About this task
Pictures do not belong in the copy; print every entry exactly as it stands.
(Source data begins)
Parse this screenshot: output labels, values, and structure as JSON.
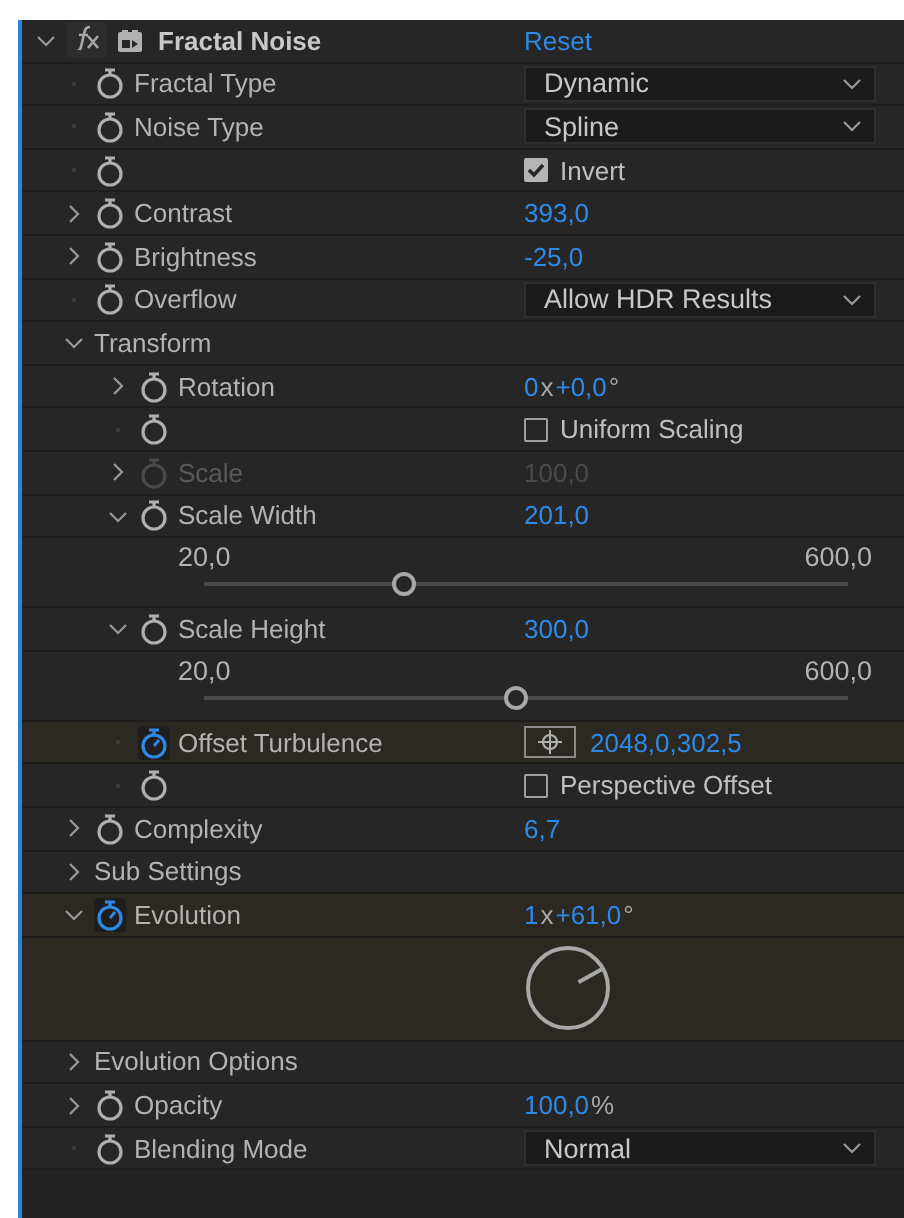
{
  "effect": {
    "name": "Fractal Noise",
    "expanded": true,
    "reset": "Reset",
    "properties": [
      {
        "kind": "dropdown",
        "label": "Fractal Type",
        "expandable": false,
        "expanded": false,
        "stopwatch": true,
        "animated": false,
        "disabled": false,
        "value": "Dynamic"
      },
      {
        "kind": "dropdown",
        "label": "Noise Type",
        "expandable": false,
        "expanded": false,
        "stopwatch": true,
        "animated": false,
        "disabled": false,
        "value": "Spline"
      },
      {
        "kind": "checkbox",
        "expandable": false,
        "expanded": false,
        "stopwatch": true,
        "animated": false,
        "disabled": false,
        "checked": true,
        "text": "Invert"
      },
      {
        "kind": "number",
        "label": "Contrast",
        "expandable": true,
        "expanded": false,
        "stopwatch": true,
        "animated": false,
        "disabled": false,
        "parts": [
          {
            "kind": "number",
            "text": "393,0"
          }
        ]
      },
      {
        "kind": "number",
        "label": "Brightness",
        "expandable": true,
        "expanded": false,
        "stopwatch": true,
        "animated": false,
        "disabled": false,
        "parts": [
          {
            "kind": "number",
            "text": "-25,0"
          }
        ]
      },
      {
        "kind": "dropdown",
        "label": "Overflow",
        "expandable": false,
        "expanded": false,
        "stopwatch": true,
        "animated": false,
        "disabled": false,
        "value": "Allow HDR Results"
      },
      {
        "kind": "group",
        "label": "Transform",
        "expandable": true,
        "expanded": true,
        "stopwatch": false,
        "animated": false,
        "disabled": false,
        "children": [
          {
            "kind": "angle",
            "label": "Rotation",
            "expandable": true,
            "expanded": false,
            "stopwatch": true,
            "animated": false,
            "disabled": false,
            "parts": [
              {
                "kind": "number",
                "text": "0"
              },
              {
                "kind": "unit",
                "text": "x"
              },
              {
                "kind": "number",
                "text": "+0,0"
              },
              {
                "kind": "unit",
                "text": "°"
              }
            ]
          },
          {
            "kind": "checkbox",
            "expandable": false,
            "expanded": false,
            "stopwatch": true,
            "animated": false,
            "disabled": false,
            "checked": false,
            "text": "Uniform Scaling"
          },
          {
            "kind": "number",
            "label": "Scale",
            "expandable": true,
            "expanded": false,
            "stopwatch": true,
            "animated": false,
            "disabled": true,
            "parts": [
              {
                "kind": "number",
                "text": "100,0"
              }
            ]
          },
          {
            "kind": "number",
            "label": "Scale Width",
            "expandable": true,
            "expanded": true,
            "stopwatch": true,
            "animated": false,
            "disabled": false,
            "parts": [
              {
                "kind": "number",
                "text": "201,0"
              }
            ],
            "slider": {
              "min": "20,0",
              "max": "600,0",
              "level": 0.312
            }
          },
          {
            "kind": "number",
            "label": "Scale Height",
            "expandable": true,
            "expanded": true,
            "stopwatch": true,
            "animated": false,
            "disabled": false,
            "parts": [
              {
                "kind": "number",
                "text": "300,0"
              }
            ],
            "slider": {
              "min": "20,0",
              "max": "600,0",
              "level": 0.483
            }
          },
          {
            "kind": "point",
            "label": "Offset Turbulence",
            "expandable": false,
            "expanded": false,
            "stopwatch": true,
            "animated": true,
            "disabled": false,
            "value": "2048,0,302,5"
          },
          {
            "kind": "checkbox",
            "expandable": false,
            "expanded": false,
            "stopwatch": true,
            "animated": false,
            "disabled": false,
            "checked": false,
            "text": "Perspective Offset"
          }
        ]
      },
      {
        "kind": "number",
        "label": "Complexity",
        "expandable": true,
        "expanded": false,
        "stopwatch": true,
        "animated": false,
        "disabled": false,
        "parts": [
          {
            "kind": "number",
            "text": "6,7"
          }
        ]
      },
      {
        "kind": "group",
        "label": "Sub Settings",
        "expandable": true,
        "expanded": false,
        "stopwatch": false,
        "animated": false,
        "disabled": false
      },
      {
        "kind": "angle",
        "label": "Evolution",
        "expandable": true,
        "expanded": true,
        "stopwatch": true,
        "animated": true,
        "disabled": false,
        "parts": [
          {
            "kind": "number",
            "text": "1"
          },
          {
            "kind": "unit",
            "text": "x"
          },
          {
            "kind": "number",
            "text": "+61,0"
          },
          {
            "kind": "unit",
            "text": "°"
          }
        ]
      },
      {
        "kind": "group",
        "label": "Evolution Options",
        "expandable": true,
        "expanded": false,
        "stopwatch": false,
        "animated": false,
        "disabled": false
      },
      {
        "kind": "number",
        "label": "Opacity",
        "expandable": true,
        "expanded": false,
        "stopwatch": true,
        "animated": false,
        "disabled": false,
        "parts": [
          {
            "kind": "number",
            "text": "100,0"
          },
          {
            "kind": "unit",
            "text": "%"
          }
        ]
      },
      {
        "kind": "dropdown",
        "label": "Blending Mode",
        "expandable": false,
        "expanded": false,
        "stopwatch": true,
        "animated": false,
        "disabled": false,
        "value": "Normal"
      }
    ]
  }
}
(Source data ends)
Answer box
Parse this screenshot: output labels, values, and structure as JSON.
{
  "effect": {
    "name": "Fractal Noise",
    "expanded": true,
    "reset": "Reset",
    "properties": [
      {
        "kind": "dropdown",
        "label": "Fractal Type",
        "expandable": false,
        "expanded": false,
        "stopwatch": true,
        "animated": false,
        "disabled": false,
        "value": "Dynamic"
      },
      {
        "kind": "dropdown",
        "label": "Noise Type",
        "expandable": false,
        "expanded": false,
        "stopwatch": true,
        "animated": false,
        "disabled": false,
        "value": "Spline"
      },
      {
        "kind": "checkbox",
        "expandable": false,
        "expanded": false,
        "stopwatch": true,
        "animated": false,
        "disabled": false,
        "checked": true,
        "text": "Invert"
      },
      {
        "kind": "number",
        "label": "Contrast",
        "expandable": true,
        "expanded": false,
        "stopwatch": true,
        "animated": false,
        "disabled": false,
        "parts": [
          {
            "kind": "number",
            "text": "393,0"
          }
        ]
      },
      {
        "kind": "number",
        "label": "Brightness",
        "expandable": true,
        "expanded": false,
        "stopwatch": true,
        "animated": false,
        "disabled": false,
        "parts": [
          {
            "kind": "number",
            "text": "-25,0"
          }
        ]
      },
      {
        "kind": "dropdown",
        "label": "Overflow",
        "expandable": false,
        "expanded": false,
        "stopwatch": true,
        "animated": false,
        "disabled": false,
        "value": "Allow HDR Results"
      },
      {
        "kind": "group",
        "label": "Transform",
        "expandable": true,
        "expanded": true,
        "stopwatch": false,
        "animated": false,
        "disabled": false,
        "children": [
          {
            "kind": "angle",
            "label": "Rotation",
            "expandable": true,
            "expanded": false,
            "stopwatch": true,
            "animated": false,
            "disabled": false,
            "parts": [
              {
                "kind": "number",
                "text": "0"
              },
              {
                "kind": "unit",
                "text": "x"
              },
              {
                "kind": "number",
                "text": "+0,0"
              },
              {
                "kind": "unit",
                "text": "°"
              }
            ]
          },
          {
            "kind": "checkbox",
            "expandable": false,
            "expanded": false,
            "stopwatch": true,
            "animated": false,
            "disabled": false,
            "checked": false,
            "text": "Uniform Scaling"
          },
          {
            "kind": "number",
            "label": "Scale",
            "expandable": true,
            "expanded": false,
            "stopwatch": true,
            "animated": false,
            "disabled": true,
            "parts": [
              {
                "kind": "number",
                "text": "100,0"
              }
            ]
          },
          {
            "kind": "number",
            "label": "Scale Width",
            "expandable": true,
            "expanded": true,
            "stopwatch": true,
            "animated": false,
            "disabled": false,
            "parts": [
              {
                "kind": "number",
                "text": "201,0"
              }
            ],
            "slider": {
              "min": "20,0",
              "max": "600,0",
              "level": 0.312
            }
          },
          {
            "kind": "number",
            "label": "Scale Height",
            "expandable": true,
            "expanded": true,
            "stopwatch": true,
            "animated": false,
            "disabled": false,
            "parts": [
              {
                "kind": "number",
                "text": "300,0"
              }
            ],
            "slider": {
              "min": "20,0",
              "max": "600,0",
              "level": 0.483
            }
          },
          {
            "kind": "point",
            "label": "Offset Turbulence",
            "expandable": false,
            "expanded": false,
            "stopwatch": true,
            "animated": true,
            "disabled": false,
            "value": "2048,0,302,5"
          },
          {
            "kind": "checkbox",
            "expandable": false,
            "expanded": false,
            "stopwatch": true,
            "animated": false,
            "disabled": false,
            "checked": false,
            "text": "Perspective Offset"
          }
        ]
      },
      {
        "kind": "number",
        "label": "Complexity",
        "expandable": true,
        "expanded": false,
        "stopwatch": true,
        "animated": false,
        "disabled": false,
        "parts": [
          {
            "kind": "number",
            "text": "6,7"
          }
        ]
      },
      {
        "kind": "group",
        "label": "Sub Settings",
        "expandable": true,
        "expanded": false,
        "stopwatch": false,
        "animated": false,
        "disabled": false
      },
      {
        "kind": "angle",
        "label": "Evolution",
        "expandable": true,
        "expanded": true,
        "stopwatch": true,
        "animated": true,
        "disabled": false,
        "parts": [
          {
            "kind": "number",
            "text": "1"
          },
          {
            "kind": "unit",
            "text": "x"
          },
          {
            "kind": "number",
            "text": "+61,0"
          },
          {
            "kind": "unit",
            "text": "°"
          }
        ]
      },
      {
        "kind": "group",
        "label": "Evolution Options",
        "expandable": true,
        "expanded": false,
        "stopwatch": false,
        "animated": false,
        "disabled": false
      },
      {
        "kind": "number",
        "label": "Opacity",
        "expandable": true,
        "expanded": false,
        "stopwatch": true,
        "animated": false,
        "disabled": false,
        "parts": [
          {
            "kind": "number",
            "text": "100,0"
          },
          {
            "kind": "unit",
            "text": "%"
          }
        ]
      },
      {
        "kind": "dropdown",
        "label": "Blending Mode",
        "expandable": false,
        "expanded": false,
        "stopwatch": true,
        "animated": false,
        "disabled": false,
        "value": "Normal"
      }
    ]
  }
}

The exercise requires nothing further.